Task requirements:
Count every line below in which "Here" occurs, then give only the count.

Records provided:
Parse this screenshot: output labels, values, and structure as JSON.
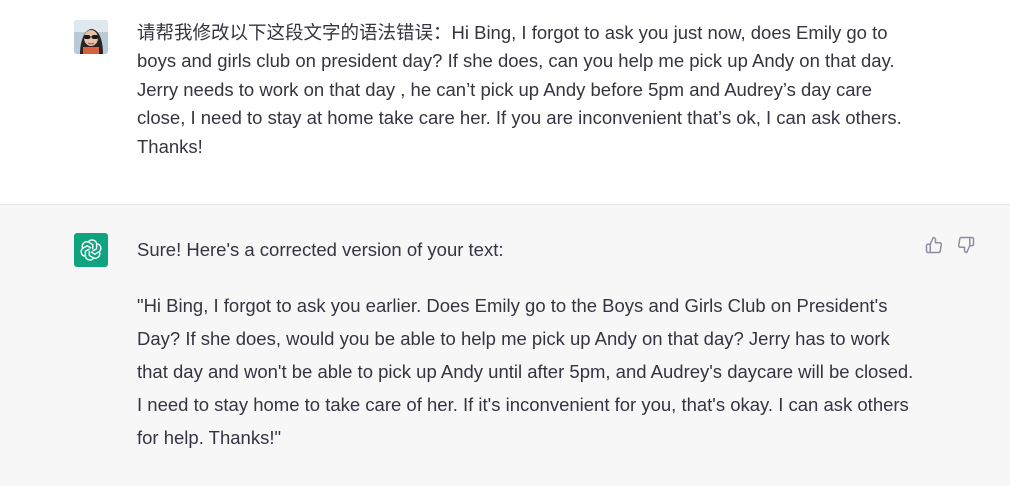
{
  "conversation": {
    "user_message": "请帮我修改以下这段文字的语法错误：Hi Bing, I forgot to ask you just now, does Emily go to boys and girls club on president day? If she does, can you help me pick up Andy on that day. Jerry needs to work on that day , he can’t pick up Andy before 5pm and Audrey’s day care close, I need to stay at home take care her. If you are inconvenient that’s ok, I can ask others. Thanks!",
    "assistant_intro": "Sure! Here's a corrected version of your text:",
    "assistant_corrected": "\"Hi Bing, I forgot to ask you earlier. Does Emily go to the Boys and Girls Club on President's Day? If she does, would you be able to help me pick up Andy on that day? Jerry has to work that day and won't be able to pick up Andy until after 5pm, and Audrey's daycare will be closed. I need to stay home to take care of her. If it's inconvenient for you, that's okay. I can ask others for help. Thanks!\""
  },
  "icons": {
    "user_avatar": "user-avatar",
    "assistant_avatar": "openai-logo-icon",
    "thumbs_up": "thumbs-up-icon",
    "thumbs_down": "thumbs-down-icon"
  },
  "colors": {
    "assistant_bg": "#f7f7f8",
    "brand_green": "#10a37f",
    "text": "#343541"
  }
}
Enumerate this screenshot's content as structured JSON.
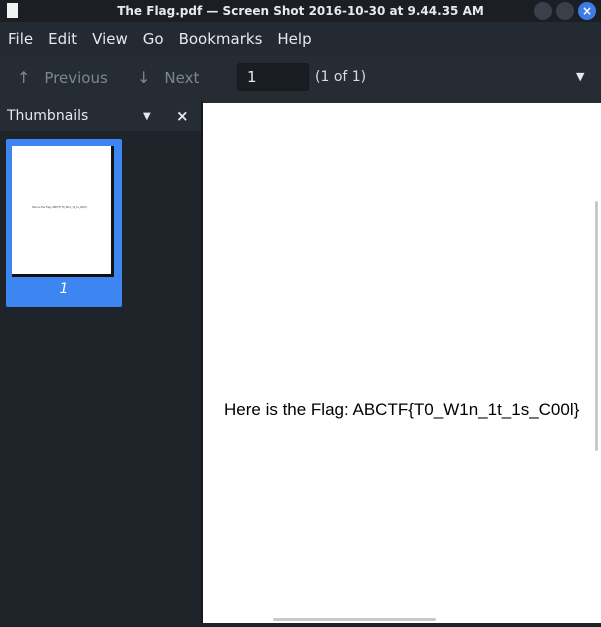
{
  "window": {
    "title": "The Flag.pdf — Screen Shot 2016-10-30 at 9.44.35 AM",
    "close_glyph": "×"
  },
  "menu": [
    "File",
    "Edit",
    "View",
    "Go",
    "Bookmarks",
    "Help"
  ],
  "toolbar": {
    "previous_label": "Previous",
    "previous_icon": "↑",
    "next_label": "Next",
    "next_icon": "↓",
    "page_value": "1",
    "page_count": "(1 of 1)",
    "menu_icon": "▼"
  },
  "sidebar": {
    "title": "Thumbnails",
    "chevron": "▼",
    "close": "×",
    "thumbnail_label": "1",
    "thumbnail_text": "Here is the Flag: ABCTF{T0_W1n_1t_1s_C00l}"
  },
  "document": {
    "text": "Here is the Flag: ABCTF{T0_W1n_1t_1s_C00l}"
  },
  "colors": {
    "accent": "#3d85f0",
    "background": "#1e2329",
    "close_button": "#3d7be6"
  }
}
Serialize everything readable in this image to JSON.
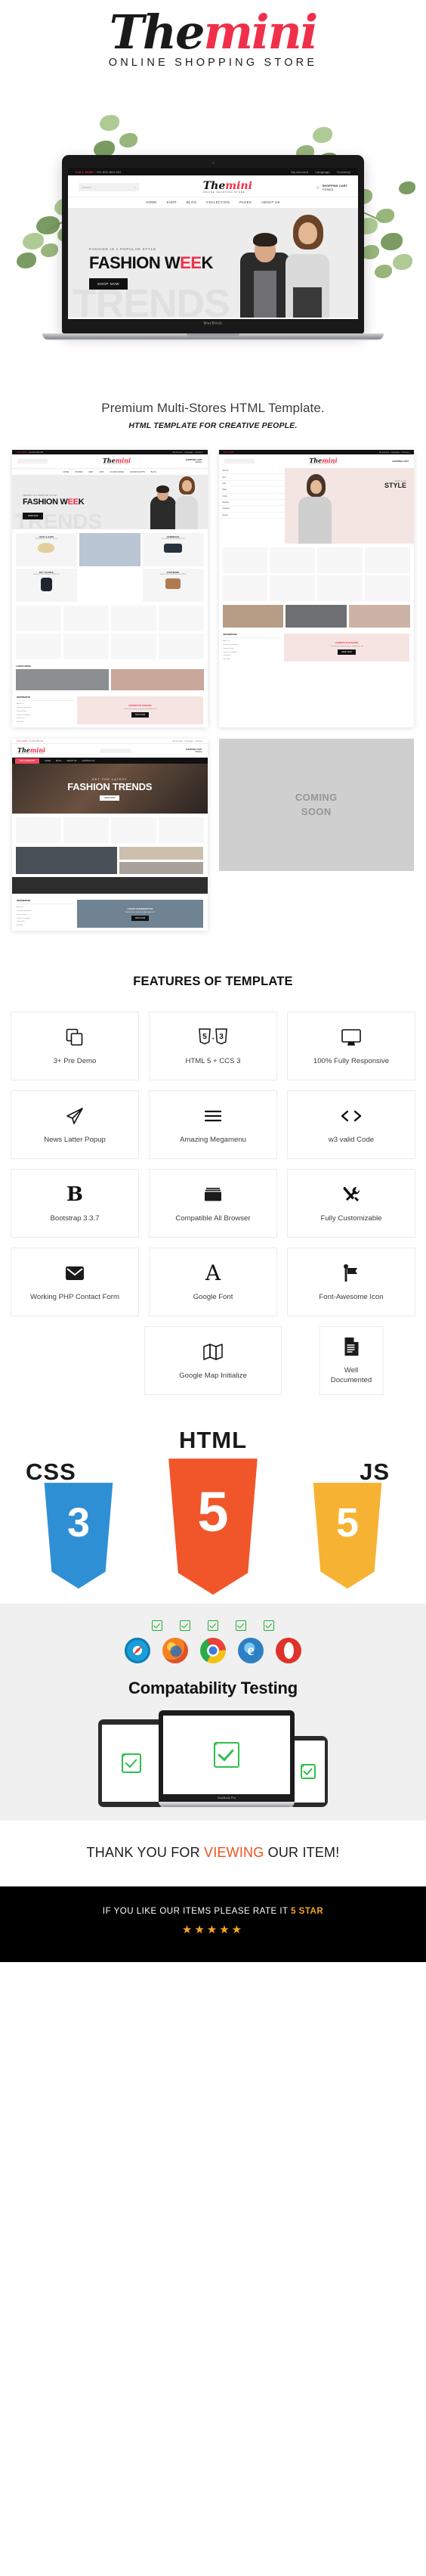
{
  "brand": {
    "name_dark": "The",
    "name_red": "mini",
    "tagline": "ONLINE SHOPPING STORE"
  },
  "hero_site": {
    "call_now": "CALL NOW !",
    "phone": "+91 801-654-331",
    "account": "My Account",
    "language": "Language",
    "currency": "Currency",
    "search_placeholder": "Search",
    "cart_label": "SHOPPING CART",
    "cart_value": "ITEM(0)",
    "nav": [
      "HOME",
      "SHOP",
      "BLOG",
      "COLLECTION",
      "PAGES",
      "ABOUT US"
    ],
    "slide_kicker": "FASHION IS A POPULAR STYLE",
    "slide_title_a": "FASHION W",
    "slide_title_red": "EE",
    "slide_title_b": "K",
    "slide_button": "SHOP NOW",
    "ghost_word": "TRENDS",
    "laptop_label": "MacBook"
  },
  "tagline": {
    "main": "Premium Multi-Stores HTML Template.",
    "sub": "HTML TEMPLATE FOR CREATIVE PEOPLE."
  },
  "previews": {
    "shot1": {
      "nav": [
        "HOME",
        "WOMEN",
        "MEN",
        "KIDS",
        "ACCESSORIES",
        "FASHION GIFTS",
        "BLOG"
      ],
      "kicker": "TRENDS IS A POPULAR STYLE",
      "title_a": "FASHION W",
      "title_red": "EE",
      "title_b": "K",
      "button": "SHOP NOW",
      "ghost": "TRENDS",
      "tiles": [
        {
          "title": "HATS & CAPS",
          "sub": "NEW TRENDY IN THIS STYLES"
        },
        {
          "title": "HANDBAGS",
          "sub": "DISCOVER BAG IN WOMEN 2021"
        },
        {
          "title": "BUY SCARFS",
          "sub": "MORE COLLECTIONS OF SEASONS"
        },
        {
          "title": "FOOTWARE",
          "sub": "START BUY LUXURY ACCESSORIES"
        }
      ],
      "blog_head": "LATEST NEWS",
      "footer_col": "INFORMATION",
      "footer_links": [
        "About Us",
        "Delivery Information",
        "Privacy Policy",
        "Terms & Conditions",
        "Contact Us",
        "Site Map"
      ],
      "promo_title": "EXPERTS IN FASHION",
      "promo_sub": "Lorem ipsum dolor sit amet, consectetuer elit",
      "promo_btn": "SHOP NOW"
    },
    "shot2": {
      "side_items": [
        "Women",
        "Men",
        "Kids",
        "Bags",
        "Shoes",
        "Watches",
        "Jewellery",
        "Beauty"
      ],
      "badge_small": "POPULAR",
      "badge_big": "STYLE",
      "footer_col": "INFORMATION",
      "footer_links": [
        "About Us",
        "Delivery Information",
        "Privacy Policy",
        "Terms & Conditions",
        "Contact Us",
        "Site Map"
      ]
    },
    "shot3": {
      "cat_button": "TOP CATEGORY",
      "nav": [
        "HOME",
        "BLOG",
        "ABOUT US",
        "CONTACT US"
      ],
      "hero_kicker": "GET THE LATEST",
      "hero_title": "FASHION TRENDS",
      "hero_button": "SHOP NOW",
      "footer_col": "INFORMATION",
      "promo_title": "LATEST FASHION STYLE",
      "promo_sub": "SERIOUS CLOTHING GEAR FASHIONS",
      "promo_btn": "SHOP NOW"
    },
    "coming_soon": "COMING\nSOON"
  },
  "features": {
    "heading": "FEATURES OF  TEMPLATE",
    "items": [
      {
        "icon": "copy-layers-icon",
        "label": "3+ Pre Demo"
      },
      {
        "icon": "html5-css3-icon",
        "label": "HTML 5 + CCS 3"
      },
      {
        "icon": "monitor-icon",
        "label": "100% Fully Responsive"
      },
      {
        "icon": "paper-plane-icon",
        "label": "News Latter Popup"
      },
      {
        "icon": "hamburger-menu-icon",
        "label": "Amazing Megamenu"
      },
      {
        "icon": "code-brackets-icon",
        "label": "w3 valid Code"
      },
      {
        "icon": "bootstrap-b-icon",
        "label": "Bootstrap 3.3.7"
      },
      {
        "icon": "browser-window-icon",
        "label": "Compatible All Browser"
      },
      {
        "icon": "tools-icon",
        "label": "Fully Customizable"
      },
      {
        "icon": "envelope-icon",
        "label": "Working PHP Contact Form"
      },
      {
        "icon": "letter-a-icon",
        "label": "Google Font"
      },
      {
        "icon": "flag-icon",
        "label": "Font-Awesome Icon"
      },
      {
        "icon": "map-icon",
        "label": "Google Map Initialize"
      },
      {
        "icon": "document-icon",
        "label": "Well Documented"
      }
    ]
  },
  "stack": {
    "html_word": "HTML",
    "css_word": "CSS",
    "js_word": "JS",
    "html_badge": "5",
    "css_badge": "3",
    "js_badge": "5",
    "html_color": "#f1562a",
    "css_color": "#2f8fd4",
    "js_color": "#f6b333"
  },
  "compat": {
    "title": "Compatability Testing",
    "browsers": [
      "safari-icon",
      "firefox-icon",
      "chrome-icon",
      "internet-explorer-icon",
      "opera-icon"
    ],
    "laptop_label": "MacBook Pro",
    "check_color": "#27ae34"
  },
  "footer": {
    "thanks_a": "THANK YOU FOR ",
    "thanks_hl": "VIEWING",
    "thanks_b": " OUR ITEM!",
    "rate_a": "IF YOU LIKE OUR ITEMS PLEASE RATE IT ",
    "rate_hl": "5 STAR",
    "stars": "★★★★★",
    "accent": "#f2501a",
    "gold": "#f5a623"
  }
}
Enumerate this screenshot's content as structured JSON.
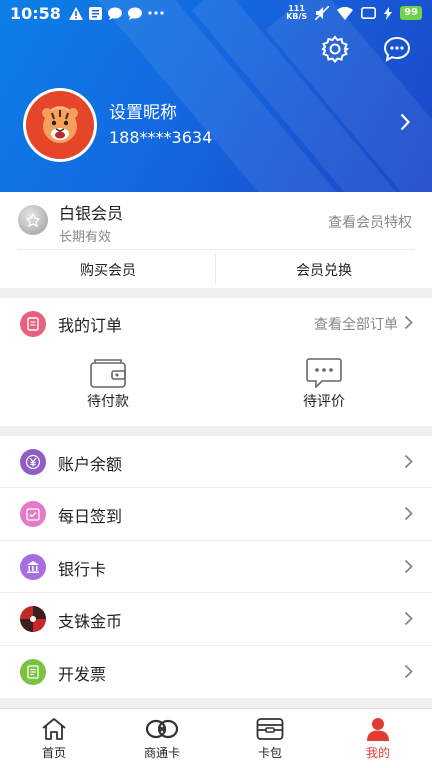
{
  "status_bar": {
    "time": "10:58",
    "net_speed_value": "111",
    "net_speed_unit": "KB/S",
    "battery": "99"
  },
  "profile": {
    "nickname": "设置昵称",
    "phone": "188****3634"
  },
  "member": {
    "level": "白银会员",
    "validity": "长期有效",
    "privilege_link": "查看会员特权",
    "buy_label": "购买会员",
    "redeem_label": "会员兑换"
  },
  "orders": {
    "title": "我的订单",
    "view_all": "查看全部订单",
    "items": [
      {
        "label": "待付款",
        "icon": "wallet-icon"
      },
      {
        "label": "待评价",
        "icon": "comment-icon"
      }
    ]
  },
  "menu": [
    {
      "label": "账户余额",
      "icon": "yuan-icon",
      "color": "#8e5ec4"
    },
    {
      "label": "每日签到",
      "icon": "calendar-check-icon",
      "color": "#e57ac8"
    },
    {
      "label": "银行卡",
      "icon": "bank-icon",
      "color": "#a56fe3"
    },
    {
      "label": "支铢金币",
      "icon": "coin-icon",
      "color": "#c62828"
    },
    {
      "label": "开发票",
      "icon": "invoice-icon",
      "color": "#7cc242"
    }
  ],
  "bottom_nav": [
    {
      "label": "首页",
      "icon": "home-icon"
    },
    {
      "label": "商通卡",
      "icon": "card-link-icon"
    },
    {
      "label": "卡包",
      "icon": "card-wallet-icon"
    },
    {
      "label": "我的",
      "icon": "user-icon",
      "active": true
    }
  ],
  "colors": {
    "header_blue": "#1467e0",
    "active_red": "#e53935",
    "orders_icon": "#e8607f"
  }
}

Exercise answer:
3